Most of the names in the RCA Vocal Series are familiar from the Metropolitan Opera rosters of a generation or two ago, with generally high quality in performance and sound. I find three irresistible. A Lauritz Melchior collection (7914-2-RG) includes duets from "Tristan" and "Lohengrin" with Kirsten Flagstad; solos from "Lohengrin," "Parsifal" and "Siegfried"; miscellaneous songs; and five Schumann duets beautifully sung with Lotte Lehmann. Licia Albanese (60384-2-RG) sings stylishly and with verve in arias of Puccini and the lighter Verdi soprano roles, but what makes this disc unique is a brilliant 1951 performance of the Letter Scene from "Eugene Onegin" with Leopold Stokowski conducting. Albanese never sang "Onegin" on stage, but she interprets it with great musical and dramatic precision, and she learned Russian to do it right. You have to admire that kind of dedication. Zinka Milanov (60074-2-RG) sings the "Song to the Moon" from Dvorak's "Rusalka" in Czech and two other selections in Serbian (her native language); elsewhere she sounds like an Italian soprano (which she wasn't) born to sing the big Verdi roles (which she was).

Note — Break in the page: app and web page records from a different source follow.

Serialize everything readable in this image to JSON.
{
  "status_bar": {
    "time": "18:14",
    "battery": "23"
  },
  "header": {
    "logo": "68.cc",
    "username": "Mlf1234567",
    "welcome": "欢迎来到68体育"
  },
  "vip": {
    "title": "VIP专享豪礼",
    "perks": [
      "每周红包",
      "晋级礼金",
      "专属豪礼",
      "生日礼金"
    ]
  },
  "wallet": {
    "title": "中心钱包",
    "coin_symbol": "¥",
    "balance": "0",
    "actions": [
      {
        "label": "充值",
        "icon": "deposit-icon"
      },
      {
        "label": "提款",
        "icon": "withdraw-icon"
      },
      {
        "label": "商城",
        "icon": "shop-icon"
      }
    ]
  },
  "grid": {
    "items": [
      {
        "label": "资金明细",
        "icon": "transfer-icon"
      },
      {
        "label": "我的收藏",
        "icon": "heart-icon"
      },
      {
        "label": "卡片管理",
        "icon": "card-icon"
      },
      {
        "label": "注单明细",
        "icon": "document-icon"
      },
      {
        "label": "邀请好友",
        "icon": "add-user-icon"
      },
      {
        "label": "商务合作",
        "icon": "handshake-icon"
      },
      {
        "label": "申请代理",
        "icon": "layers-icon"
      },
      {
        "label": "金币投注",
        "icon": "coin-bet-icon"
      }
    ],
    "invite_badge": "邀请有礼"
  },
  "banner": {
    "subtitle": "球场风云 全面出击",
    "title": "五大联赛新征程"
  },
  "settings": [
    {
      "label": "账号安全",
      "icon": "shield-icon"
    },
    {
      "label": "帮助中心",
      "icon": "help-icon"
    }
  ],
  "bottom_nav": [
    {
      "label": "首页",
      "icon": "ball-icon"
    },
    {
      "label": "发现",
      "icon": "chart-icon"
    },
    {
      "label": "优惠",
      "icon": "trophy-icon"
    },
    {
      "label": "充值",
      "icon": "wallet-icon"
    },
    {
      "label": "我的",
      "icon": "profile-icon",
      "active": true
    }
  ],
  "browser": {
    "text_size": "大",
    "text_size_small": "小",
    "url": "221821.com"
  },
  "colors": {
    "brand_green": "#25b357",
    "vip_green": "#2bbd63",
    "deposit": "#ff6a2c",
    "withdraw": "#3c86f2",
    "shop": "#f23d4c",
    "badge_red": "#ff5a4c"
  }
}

Voices From the Present The next generation's counterpart to Milanov was Leontyne Price, who has retired from opera but is still impressively active as a recitalist. Her art is vividly documented in dozens of RCA recordings. Operatically, she was identified primarily with Verdi, but her art extended from Mozart to Richard Strauss. Her "Strauss Arias" collection (60398-2-RG), from recordings made between 1965 and 1973, shows her as a Marschallin, Ariadne and even Salome of silver tone and great power. This disc, unlike all those listed above except Nimbus/Cuenod, has complete texts and translations. I suspect that Price insisted, and she should be commended for this.

One of the legendary voices of the mid-19th century, soprano Pauline Viardot-Garcia, was also an accomplished songwriter -- a salon composer rather than an innovator, but a skilled melodist with a good eye for singable texts and a knack for giving each little piece a distinctive flavor. In a collection of her songs (CPO 999-044-2, with texts and translations), Swiss musicologist and soprano Karin Ott captures the flavor of the period, brings pleasant additions to the recorded repertoire and produces some impressive coloratura singing. Besides her original works, the disc includes Viardot-Garcia's adaptations, for her own use, of music by Chopin, Jomelli and Gluck.

"L'Heure exquise" ("The Exquisite Hour") is the completely apt title of a collection of French songs by Reynaldo Hahn, Georges Bizet and Emmanuel Chabrier performed with perfectly poised style and technique by soprano Rachel Yakar and pianist Claude Lavoix (Virgin VC 7 91089-2, with texts and translations). This repertoire is relatively unfamiliar in the United States but amply rewards the effort involved in getting to know it. This disc makes that effort easy and delightful.

Even less familiar than French on our concert and recital stages is the Aztec language Nahuatl. The only piece of music I know that uses that language is "Cantos Aztecas" by Lalo Schifrin, an Argentine-born composer who studied with Messiaen in Paris and has worked extensively in this country as a jazz arranger and film composer. The "Cantos Aztecas" are set to poems by the 12th-century Aztec prince Nexahuacoyotl, we are informed in the notes of the first recording (ProArte CDD 494, with text and translation). The music sounds a little bit like Carl Orff writing a Hollywood soundtrack, and it is powerfully performed by Placido Domingo with Shifrin conducting the Mexico Philharmonic Orchestra and chorus.